» **Exercise**
What is needed is a copy of each line in the listing below that contains "icon".

###

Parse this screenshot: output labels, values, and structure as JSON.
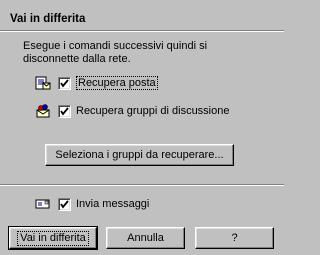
{
  "dialog": {
    "title": "Vai in differita",
    "description": "Esegue i comandi successivi quindi si disconnette dalla rete."
  },
  "options": [
    {
      "icon": "document-mail-icon",
      "label": "Recupera posta",
      "checked": true
    },
    {
      "icon": "newsgroup-icon",
      "label": "Recupera gruppi di discussione",
      "checked": true
    }
  ],
  "select_groups_button": "Seleziona i gruppi  da recuperare...",
  "send": {
    "icon": "envelope-icon",
    "label": "Invia messaggi",
    "checked": true
  },
  "buttons": {
    "ok": "Vai in differita",
    "cancel": "Annulla",
    "help": "?"
  }
}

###

» **Exercise output**
      "icon": "document-mail-icon",
      "icon": "newsgroup-icon",
    "icon": "envelope-icon",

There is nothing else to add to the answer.